Shortly afterwards Stockdale rounded up Heskett and Ross to be the band for a debut performance of the demo at The Hopetoun. The gig went off, it was the first venue where they had had played "Woman" live and encouraged by the reception the three decided to give it another shot and do another gig. In preparation for their next performance they decided to make a new demo and write a few songs together. This demo ended up becoming the E.P. featuring Woman, Dimension and White Unicorn.
The next gig was at Vic On The Park as a support slot. Upon arrival at the venue the then band of Stockdale, Ross and Heskett had no name. At the last minute Ross suggested the moniker Wolfmother from an Tom Robbins novel called Skinny Legs and All he had been reading and both Heskett and Stockdale reluctantly accepted the title. As history would have it the name stuck and the band became Wolfmother.
Four years of touring playing hundreds of concerts around the world ensued along with their major label self-titled debut selling at multiple platinum volumes and garnering awards along the way - and there WM Mark I thundered to a untimely full-stop as the creative tension within the band spilled over into the private domains of its founders.

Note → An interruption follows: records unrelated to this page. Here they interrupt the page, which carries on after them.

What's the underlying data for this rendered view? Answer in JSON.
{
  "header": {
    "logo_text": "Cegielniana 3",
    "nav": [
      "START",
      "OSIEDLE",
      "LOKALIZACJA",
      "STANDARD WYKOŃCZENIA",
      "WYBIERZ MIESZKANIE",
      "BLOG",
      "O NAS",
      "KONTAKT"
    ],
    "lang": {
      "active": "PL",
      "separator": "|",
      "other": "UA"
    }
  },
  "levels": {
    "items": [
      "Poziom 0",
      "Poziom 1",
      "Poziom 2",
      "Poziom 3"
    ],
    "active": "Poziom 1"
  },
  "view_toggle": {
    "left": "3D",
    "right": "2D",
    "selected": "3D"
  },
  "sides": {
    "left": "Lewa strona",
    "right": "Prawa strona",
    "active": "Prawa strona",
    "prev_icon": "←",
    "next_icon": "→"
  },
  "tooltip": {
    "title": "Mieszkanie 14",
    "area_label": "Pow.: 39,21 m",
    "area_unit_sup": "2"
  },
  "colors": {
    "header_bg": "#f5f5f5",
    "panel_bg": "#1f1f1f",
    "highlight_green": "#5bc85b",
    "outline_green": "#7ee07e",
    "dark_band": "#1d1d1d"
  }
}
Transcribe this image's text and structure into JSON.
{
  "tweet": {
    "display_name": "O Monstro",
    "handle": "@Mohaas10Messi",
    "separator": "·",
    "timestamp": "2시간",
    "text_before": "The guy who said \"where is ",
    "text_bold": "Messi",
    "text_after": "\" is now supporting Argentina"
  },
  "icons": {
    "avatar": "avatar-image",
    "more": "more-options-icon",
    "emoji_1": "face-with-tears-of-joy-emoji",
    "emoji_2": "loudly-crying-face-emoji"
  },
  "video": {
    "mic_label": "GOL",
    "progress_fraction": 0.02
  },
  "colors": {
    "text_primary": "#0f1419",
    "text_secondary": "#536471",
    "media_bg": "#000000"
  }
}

With the best of Buddhist intentions Ross and Heskett moved on in 2009 to let Stockdale, in the public mind the embodiment of the band, continue the Wolfmother tradition and form WM Mark II. Back now in Brisbane a connection is made with Dave Atkins from The Resin Dogs who agrees to plays drums on a few new demos. Atkins recommends a young musician from the Gold Coast, Ian Peres. According to Stockdale - "this kid walks into my studio and pretty much plays every Wolfmother song to the tee!" The final piece of the puzzle is provided by guitarist Aidan Nemeth, who convinces Stockdale to make the new incarnation a four-piece.
Cosmic Egg is then made in L.A. at Sunset Boulevard Studio with Producer Alan Moulder of My Bloody Valentine, The Smashing Pumpkins, Ride and Nine Inch Nails fame. The songs that comprise the record come together from different times and places, geographically and mentally - according to Stockdale at the time "some of the songs were written rather spontaneously during the last 2 weeks of tracking, some have been floating around in one form or another for 2 years."
Fittingly the title for their sophomore effort relates to the age-old black hole theory of optimism, where the implosion of a star doesn't instigate a disappearance or destruction, rather a new beginning of a new universe. Cosmic Egg kicks off with the wide-open road riffing of California Queen and takes the listener on a sonic ride from the thumping groove of Fields to the heaving sludge of 10,000 Feet and back via the Rhodes-led lament of Far Away.
Worldwide the new Wolfmother was the biggest selling Australian band of 2010. They play all the great festivals in North America and Europe and support AC/DC on the biggest selling tour of Australian history. The stress of extensive touring and time away from family gets the better of Atkins who leaves on amicable terms. Will Rockwell-Scott from The Mooney Suzuki takes his place behind the drum kit.
The third album is now being recorded. Sessions are taking place in the Wolfmother home studio with production duties in the hand of Stockdale who is looking to put the personality and creativity of the group all over the record by embracing a garage rock aesthetic.
Could it be a massive commercial risk? There is certainly no sense of that. The way Stockdale sees it, returning to the roots while trusting the symbiotic-like dynamics of the band just feels the right way to honour the true nature of the Wolfmother sound.
(Source: Official Band's Website)